The hysteria though is a big problem and the massive over reach of lockdown is a serious blow to our freedoms, economy, quality of life and long term health.

However just because some people have overstated the dangers of Sars-Cov-2 to plague like proportions doesn’t mean it isn’t a serious virus that we’re better off not catching. I just wish we’d have a fraction of the focus world wide on easily treatable and bigger killers.

James Moss
James Moss
1 year ago

I’m a Taurus. What’s my future?

Micheal Thompson
Micheal Thompson
1 year ago
Reply to  James Moss

A load of BS I imagine.

James Moss
James Moss
1 year ago

Tis true I shall have to wade through very much if I carry on frequenting this site. 🙂

Ben Scott
Ben Scott
1 year ago
Reply to  James Moss

I forecast and extended spell inside followed by a sore arm and then utopia….

James Moss
James Moss
1 year ago
Reply to  Ben Scott

You sir are a super forecaster!

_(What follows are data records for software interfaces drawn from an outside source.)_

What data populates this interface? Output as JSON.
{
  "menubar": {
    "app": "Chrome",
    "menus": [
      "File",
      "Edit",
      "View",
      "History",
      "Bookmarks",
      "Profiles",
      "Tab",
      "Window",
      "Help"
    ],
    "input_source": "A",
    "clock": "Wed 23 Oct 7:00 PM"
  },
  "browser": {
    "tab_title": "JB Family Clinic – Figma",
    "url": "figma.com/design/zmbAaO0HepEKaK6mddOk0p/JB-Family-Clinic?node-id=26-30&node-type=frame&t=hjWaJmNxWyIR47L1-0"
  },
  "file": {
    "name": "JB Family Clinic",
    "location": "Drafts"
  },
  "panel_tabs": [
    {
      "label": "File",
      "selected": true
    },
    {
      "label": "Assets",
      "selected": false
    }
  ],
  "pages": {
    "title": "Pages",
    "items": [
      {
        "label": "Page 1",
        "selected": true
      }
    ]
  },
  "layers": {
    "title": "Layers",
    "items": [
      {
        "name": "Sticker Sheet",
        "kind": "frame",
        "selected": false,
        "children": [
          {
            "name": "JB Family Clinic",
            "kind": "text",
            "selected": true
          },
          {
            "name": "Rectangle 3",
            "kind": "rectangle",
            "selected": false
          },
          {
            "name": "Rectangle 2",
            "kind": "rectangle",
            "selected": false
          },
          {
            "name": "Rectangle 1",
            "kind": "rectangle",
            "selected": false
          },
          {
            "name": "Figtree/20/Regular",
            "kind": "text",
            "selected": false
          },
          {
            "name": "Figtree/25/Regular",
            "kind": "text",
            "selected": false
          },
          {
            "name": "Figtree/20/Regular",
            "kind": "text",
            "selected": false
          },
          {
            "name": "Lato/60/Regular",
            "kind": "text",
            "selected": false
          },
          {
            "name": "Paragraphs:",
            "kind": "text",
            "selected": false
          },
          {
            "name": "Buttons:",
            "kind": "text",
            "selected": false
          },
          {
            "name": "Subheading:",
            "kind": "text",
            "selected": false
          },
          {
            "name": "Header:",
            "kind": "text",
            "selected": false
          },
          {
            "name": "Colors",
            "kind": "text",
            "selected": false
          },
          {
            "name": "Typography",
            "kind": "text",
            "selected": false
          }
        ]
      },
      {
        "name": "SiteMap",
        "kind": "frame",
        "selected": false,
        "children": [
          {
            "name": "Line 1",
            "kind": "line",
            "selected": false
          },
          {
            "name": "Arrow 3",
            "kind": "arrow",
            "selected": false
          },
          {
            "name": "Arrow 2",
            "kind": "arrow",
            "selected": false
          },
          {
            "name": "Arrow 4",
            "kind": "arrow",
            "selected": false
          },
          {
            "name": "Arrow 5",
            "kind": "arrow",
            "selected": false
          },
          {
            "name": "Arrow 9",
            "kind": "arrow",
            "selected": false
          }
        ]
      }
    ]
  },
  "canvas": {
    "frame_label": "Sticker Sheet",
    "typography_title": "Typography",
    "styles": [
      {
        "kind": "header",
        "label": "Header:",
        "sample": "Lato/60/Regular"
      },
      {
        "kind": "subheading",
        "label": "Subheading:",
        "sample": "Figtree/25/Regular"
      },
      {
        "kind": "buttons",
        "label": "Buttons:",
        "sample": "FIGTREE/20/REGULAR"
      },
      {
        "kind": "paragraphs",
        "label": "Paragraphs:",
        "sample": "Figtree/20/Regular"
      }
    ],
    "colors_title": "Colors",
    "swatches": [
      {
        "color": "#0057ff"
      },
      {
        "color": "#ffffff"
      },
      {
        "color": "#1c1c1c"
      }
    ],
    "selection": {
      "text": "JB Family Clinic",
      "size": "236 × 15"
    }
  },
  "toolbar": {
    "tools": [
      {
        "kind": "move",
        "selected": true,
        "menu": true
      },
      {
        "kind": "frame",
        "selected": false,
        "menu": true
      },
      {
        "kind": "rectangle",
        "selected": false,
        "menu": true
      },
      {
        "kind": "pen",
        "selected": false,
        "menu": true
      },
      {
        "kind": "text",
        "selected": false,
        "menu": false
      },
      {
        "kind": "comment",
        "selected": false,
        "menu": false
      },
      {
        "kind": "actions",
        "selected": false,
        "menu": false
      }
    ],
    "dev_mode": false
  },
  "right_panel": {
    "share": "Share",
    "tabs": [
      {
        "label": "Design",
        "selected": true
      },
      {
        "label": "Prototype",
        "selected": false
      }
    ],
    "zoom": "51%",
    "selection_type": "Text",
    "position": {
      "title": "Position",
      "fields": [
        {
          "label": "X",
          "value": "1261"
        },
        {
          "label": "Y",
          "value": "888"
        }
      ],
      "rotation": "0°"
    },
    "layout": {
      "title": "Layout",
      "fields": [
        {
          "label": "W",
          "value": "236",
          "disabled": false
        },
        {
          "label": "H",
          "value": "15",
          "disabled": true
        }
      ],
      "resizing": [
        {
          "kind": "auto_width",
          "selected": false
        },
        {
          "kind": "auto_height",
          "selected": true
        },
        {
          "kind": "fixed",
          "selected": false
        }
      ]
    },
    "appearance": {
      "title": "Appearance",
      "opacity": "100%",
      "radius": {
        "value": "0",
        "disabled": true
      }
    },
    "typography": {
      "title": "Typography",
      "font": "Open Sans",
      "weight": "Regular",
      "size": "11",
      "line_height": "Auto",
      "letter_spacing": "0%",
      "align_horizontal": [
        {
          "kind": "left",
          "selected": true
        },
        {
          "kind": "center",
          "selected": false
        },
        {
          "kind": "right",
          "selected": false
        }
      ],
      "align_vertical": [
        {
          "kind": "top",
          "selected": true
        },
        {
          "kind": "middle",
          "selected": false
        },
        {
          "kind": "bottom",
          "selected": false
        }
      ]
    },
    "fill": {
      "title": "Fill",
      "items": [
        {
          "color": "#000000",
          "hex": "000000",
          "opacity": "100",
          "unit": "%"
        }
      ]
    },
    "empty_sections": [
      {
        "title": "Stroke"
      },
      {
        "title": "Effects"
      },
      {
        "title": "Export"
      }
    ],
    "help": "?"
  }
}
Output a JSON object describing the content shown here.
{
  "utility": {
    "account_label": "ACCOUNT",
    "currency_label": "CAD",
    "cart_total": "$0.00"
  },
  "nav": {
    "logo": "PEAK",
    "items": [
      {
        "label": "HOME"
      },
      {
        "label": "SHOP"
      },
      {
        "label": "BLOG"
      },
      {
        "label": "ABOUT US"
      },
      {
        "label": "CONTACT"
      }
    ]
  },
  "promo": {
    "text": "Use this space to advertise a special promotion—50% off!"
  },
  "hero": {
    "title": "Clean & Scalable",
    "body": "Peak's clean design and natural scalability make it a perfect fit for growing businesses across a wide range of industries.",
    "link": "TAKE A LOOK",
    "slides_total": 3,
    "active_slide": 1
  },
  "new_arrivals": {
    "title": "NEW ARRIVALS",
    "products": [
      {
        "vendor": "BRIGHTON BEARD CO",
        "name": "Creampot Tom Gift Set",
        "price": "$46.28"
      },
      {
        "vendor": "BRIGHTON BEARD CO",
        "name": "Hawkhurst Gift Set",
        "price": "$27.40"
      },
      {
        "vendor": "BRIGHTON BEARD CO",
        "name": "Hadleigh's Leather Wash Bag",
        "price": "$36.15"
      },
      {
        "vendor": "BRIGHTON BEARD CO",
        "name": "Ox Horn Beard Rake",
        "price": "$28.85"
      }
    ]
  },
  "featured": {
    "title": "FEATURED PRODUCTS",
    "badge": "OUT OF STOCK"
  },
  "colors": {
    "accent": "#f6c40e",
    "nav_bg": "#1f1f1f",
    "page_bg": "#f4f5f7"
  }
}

Shahzia Teja
Shahzia Teja
1 year ago

What does that mean, “end of the beginning” of the pandemic?

Ursa Mare
Ursa Mare
1 year ago
Reply to  Shahzia Teja

Reading the article, it sounded to me more like “the beginning of the end of the pandemic”… But I put it on the fact that am not a native English speaker.
Anyhow, if this is just “the end of the beginning of the pandemic” and only now we enter in “main course”, it will be a hell of a ride coming on.

On the other hand, medical and physical health aside, the author is true: The worst part of this “pandemic” (let’s call it that way) is yet to come. Namely; the economic problems, the psychological mutations… World and life as we know it…
Me and a friend of mine, intuiting what’s going on, used to say in february-march:
We’ll (people will) talk in terms “ante-covid” and “post-covid era” as we talk about “before the revolutions of the ’90’s” and “after the revolution”.

No… We didn’t “dare” to go to BC or BCE…
…as in Before Covid Era!

Michael Cowling
Michael Cowling
1 year ago

Prediction is very difficult, especially if it’s about the future (Neils Bohr). If you’re so good at it, surely you should be the wealthiest woman in the world?

Derek M
Derek M
1 year ago

Bully for you but forecasts about a vaccine are not of much practical use. Some debunking (or at least analysis or forecast) of the clearly discredited Imperial College model which helped get us into this lockdown mess would have been of more use

Peter Ian Staker
Peter Ian Staker
1 year ago

It seems to me that a lack of bias is necessary for forecasting and this is something anyone in the public eye has difficultly getting rid of. Surely, the benefit of a forecast is to predict what others cannot. And the better predictions would be able to predict in earlier on, if possible. A prediction in April of 5% is now wrong and by definition was useless, unless stated that prediction is likely to be inaccurate. By comparison a prediction in December is relatively easy to make.